So my chapter has ended at the Bahamas Marine Mammal Research Organization and FRIENDS of the Environment as I left Abaco on Thursday. I am extremely thankful for the opportunity to work with BMMRO and to volunteer, however brief, with FRIENDS. The skills that I have gained and honed, the friendships that I have made, and the memories that follow will not be forgotten anytime soon. The adventurers have become who I am now and have helped shaped my mind and soul for my future to coming back home.
Despite leaving an island that I fell in love with, a new chapter began here in Nassau, New Providence the same day I arrived in the big city. For those of you not familiar with The Bahamas, our capital is in the northern center of the country, the main area outside of Freeport, Grand Bahamas that receives the majority of tourists. So when someone says they have been to The Bahamas, it is most likely that they were either in port in Nassau, spent time on Bay Street in Nassau, or stayed at the Atlantis resort on paradise island.
I have yet to stay at Atlantis: it is on my ‘To Do List’ for The Bahamas.
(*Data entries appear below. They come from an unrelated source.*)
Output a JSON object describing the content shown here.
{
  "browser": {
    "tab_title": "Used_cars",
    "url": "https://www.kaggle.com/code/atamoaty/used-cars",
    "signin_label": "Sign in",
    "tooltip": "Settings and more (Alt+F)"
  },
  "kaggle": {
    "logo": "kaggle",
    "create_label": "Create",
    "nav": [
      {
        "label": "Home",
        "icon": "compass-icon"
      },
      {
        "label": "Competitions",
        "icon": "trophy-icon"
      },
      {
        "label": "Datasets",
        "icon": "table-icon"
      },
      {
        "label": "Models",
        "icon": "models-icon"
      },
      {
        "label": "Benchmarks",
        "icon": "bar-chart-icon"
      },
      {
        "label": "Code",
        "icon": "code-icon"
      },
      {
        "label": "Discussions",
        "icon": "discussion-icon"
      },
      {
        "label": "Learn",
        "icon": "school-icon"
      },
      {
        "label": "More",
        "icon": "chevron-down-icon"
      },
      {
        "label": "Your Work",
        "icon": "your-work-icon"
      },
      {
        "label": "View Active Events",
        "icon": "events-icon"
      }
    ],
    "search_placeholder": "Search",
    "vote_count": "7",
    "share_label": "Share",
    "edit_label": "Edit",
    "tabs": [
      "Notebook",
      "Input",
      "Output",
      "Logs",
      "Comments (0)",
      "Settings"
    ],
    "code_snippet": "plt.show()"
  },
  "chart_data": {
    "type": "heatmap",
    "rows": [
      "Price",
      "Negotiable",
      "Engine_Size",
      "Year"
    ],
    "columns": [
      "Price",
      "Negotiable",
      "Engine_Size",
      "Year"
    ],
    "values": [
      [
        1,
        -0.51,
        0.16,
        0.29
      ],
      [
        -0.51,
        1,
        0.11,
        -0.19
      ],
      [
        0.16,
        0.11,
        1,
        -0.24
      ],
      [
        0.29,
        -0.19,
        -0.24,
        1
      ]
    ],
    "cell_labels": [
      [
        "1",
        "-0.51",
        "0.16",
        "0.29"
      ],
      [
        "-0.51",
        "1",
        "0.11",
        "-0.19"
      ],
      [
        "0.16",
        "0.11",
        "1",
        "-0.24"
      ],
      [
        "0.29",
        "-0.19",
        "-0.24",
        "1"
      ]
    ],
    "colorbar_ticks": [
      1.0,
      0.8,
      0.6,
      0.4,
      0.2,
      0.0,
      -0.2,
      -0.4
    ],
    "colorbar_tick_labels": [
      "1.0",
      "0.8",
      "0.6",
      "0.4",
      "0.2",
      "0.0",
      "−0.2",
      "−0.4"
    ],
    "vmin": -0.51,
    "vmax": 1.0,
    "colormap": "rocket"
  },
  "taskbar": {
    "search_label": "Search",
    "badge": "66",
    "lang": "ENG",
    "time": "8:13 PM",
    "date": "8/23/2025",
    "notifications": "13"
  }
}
Speaking of ‘To Do List,’ I had prepared one for myself before leaving Abaco. I had a plan for myself of things I have to do and appointments to keep. One of them involved a very special group and person.
In March of this year, the Bahamas National Trust held an international conference for all individuals who have done research within The Bahamas. The conference was the 2nd Annual Bahamas Natural History Conference, where I was a presenter representing the university I graduated from, the University of Saint Francis in Fort Wayne, Indiana. The presentation was a combination of two theses on a patch reef in North Andros called Dave’s Patch Reef. My masters thesis involved creating an underwater map using GPS and underwater photography and my colleague’s was a health assessment using bioindicators.
Funny enough, this was the first introduction I had to Dr. Diane and her research with marine mammals. She had a presentation that dealt with the whales that roamed the tongue of the southern portion of the Tongue of the Ocean along the eastern side of Andros island. More particularly those that travel around the AUTEC (a US Naval Range) range. She studied the behavioral changes of the whales in that area when testing had occurred and/or after. For more information please check out the BMMROs website here.
Another individual who had presented that was on my list was Nikita Shiel-Rolle, the founder of Young Marine Explorers, a non-profit environmental organization. Her presentation fascinated me since it dealt with the marine environment, particular patch reefs. Similar to my research, her’s focused on creating a simple system that would be efficient and effective for youth to use when they go into the water to collect data. The purpose was to create a list of the top 5 endangered coral that could be readily identified as indicators that the patch reed is relatively healthy.
Anyways, back to the story. I had met with Alexio at the College of The Bahamas after one of their YME meetings. Unfortunately I had missed Nikita, but he was able to meet with me and give me some information on any current events that they were going to do that I could volunteer or help with. He had asked me if I would be free this Saturday the 20th in the morning for a coastal cleanup down on South Beach starting at 8am till 11am.
‘Meet with YME,’ check.
When Saturday came, I was there ready to begin. You wouldn’t expect a small island to have so much trash, right? I was absolutely astonished and disgusted at how unkempt people can be with the environment. The registration desk had given each group of 10 a data sheet to complete as they picked up trash, garbage bags and plastic gloves. I had honestly lost count. Broken glass, cigar buds, bottle covers, cans, plastics, foam, heels, shoes, etc. Even beds, scrap metal, couches, construction material, wooden planks, bath tubs, refrigerators, tires, and freezers. Everything including the kitchen sink.
How can people just dump these items here? You can see that many of these items had been here for a long period of time. The metal items had rust and were degrading. I was appalled.
And at the same time amazed. There were all ages from elementary school students, college students, teachers, and community volunteers. Everyone was there. I spent most of my time picking up the micro trash, that is, broken glass, cigarette buds, can top tabs, the small stuff that many past up to go for the larger items that catch their eye.
I picked up over 300 pieces (that I could remember) of glass, lots of napkin pieces, beer bottle tops, scrap metal and other items all along on the parking lot and around the border. There was a girl there that I worked with that had never volunteered for something like this. She actually was doing this to complete her volunteer hours to graduate from her nursing program. She hadn’t realized before this how much trash we throw away onto our ground. And along a beach as well!
Eventually, I found my way over to the YME group that was further in the bush surrounding the area. As i worked with them, I looked at the groups that was heading in. My eyes caught a group of elementary school students working in the mini dump that was next to the shore. It was filled with construction supplies such as broken cinder/cement blocks, degrading couches, bed mattresses, a freezer, wooden pallets, just a whole bunch of large objects. They worked together as a team to get the freezer and larger objects to the curb for the garbage truck to haul away.
They were amazing. These young kids are participating in something that can make them now double think what they use, throw away, and how/where they throw it away.
It is making a difference. And that is what YME is about; making a difference in peoples lives through environmental education.
I cannot wait to work more with them.